Greg Morey is thankful for an historic change, a world away, after witnessing the historic fall of Robert Mugabe, Zimbabwe's leader for 37 years. After all, Morey once called the South African country "home" over a period spanning nearly three decades.
"It'll be interesting to see how these factions position themselves in the next couple of years," Morey said.
Morey lives in Santa Barbara but a big part of his heart is with the people of Zimbabwe.
Facebook helps Morey keep in touch with roughly 300 Zimbabwean friends. He said posts and messages ramped up during Mugabe's dramatic fall from power last Monday as the longtime, 93-year-old leader of the ZANU-PF party.
"All of a sudden, social media just went like a lightening bolt," Morey said. "Just went crazy."
One his favorites came from Comrade Fatso, a popular comedian-turned-activist in Zimbabwe.
"I was just amazed at how the streets, I think over a million people came in to celebrate in the city center of Harare to celebrate the change that he's gone," Morey said with a smile.
Morey spent three separate periods of his life in Zimbabwe, two years at a time, starting in the 1980s. It was right after the country's name change from Rhodesia to Zimbabwe. Robert Mugabe, head of the populous Shona tribe, rose from Prime Minister to President.
"Initially, it was very peaceful," Morey said. "Racial tensions were extremely low, everybody had a great, optimistic feeling about the future. Everyone thought Mugabe was a good guy. I thought he was a good guy."
By the mid-90s, Morey would travel back from the United States to Zimbabwe to run a popular tourist business for two years.
"It was just highly popular and people were making a good living," Morey said. "It was just one of the coolest places in the world to be. Then, about 1997-1998, that's when Robert Mugabe started the farm takeovers."
The words "corrupt" and "genocide" were quickly attached to Mugabe's regime.
The farm takeovers were brutal for European and white Zimbabwe farmers, including one of Morey's distant cousins. Land was taken, often in violence, and over time, the country's farming enterprise was so badly deteriorated, food had to be imported in order to feed the people of Zimbabwe.
"They had the world's highest inflation rate and at the same time, was printing $100 trillion dollar notes," Morey said.
He showed NewsChannel 3 some of his currency keepsakes.
"A $100 trillion dollar bill would probably be worth $60 dollars to $100 dollars, for a few days. And then, it went to be worthless."
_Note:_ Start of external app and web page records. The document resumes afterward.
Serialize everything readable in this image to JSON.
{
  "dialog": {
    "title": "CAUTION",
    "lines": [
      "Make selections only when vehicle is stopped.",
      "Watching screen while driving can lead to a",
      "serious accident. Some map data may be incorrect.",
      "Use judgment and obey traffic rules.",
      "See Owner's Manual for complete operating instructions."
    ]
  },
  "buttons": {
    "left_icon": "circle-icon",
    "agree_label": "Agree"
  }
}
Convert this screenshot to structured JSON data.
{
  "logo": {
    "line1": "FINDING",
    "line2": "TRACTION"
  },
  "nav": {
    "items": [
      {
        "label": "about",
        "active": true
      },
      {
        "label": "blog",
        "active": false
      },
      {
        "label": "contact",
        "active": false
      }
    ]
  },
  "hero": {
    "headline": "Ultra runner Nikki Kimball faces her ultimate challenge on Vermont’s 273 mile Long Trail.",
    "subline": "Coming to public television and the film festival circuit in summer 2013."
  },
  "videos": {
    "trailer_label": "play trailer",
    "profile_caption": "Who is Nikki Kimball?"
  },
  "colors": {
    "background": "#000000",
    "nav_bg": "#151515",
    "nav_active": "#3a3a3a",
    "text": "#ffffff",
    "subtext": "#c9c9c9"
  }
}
Morey said by December of 2009, Zimbabwe went to a U.S. dollar economy, becoming the only other country in the world to do so.
Morey's third and final move to the South African country he loved came in 2009, to care for an older relative living in the mountainous region lush with Eucalyptus or gum trees, palm trees and bougainvillea.
"When people ask me about Zimbabwe, I always say, 'Well, if you close your eyes and open your eyes, you wouldn't be able to tell the difference between opening your eyes and closing your eyes in Zimbabwe or Santa Barbara.'"
Mugabe's Vice President, Emmerson Mnangagwa, returned Wednesday for the first time since he was fired by Mugabe, to replace the ousted leader. According to the Associated Press, the incoming leader said his life was threatened, including a poisoning in August and he fled the country.
Mnangagwa is expected to be sworn in as President of Zimbabwe November 24 and reign until next year's election.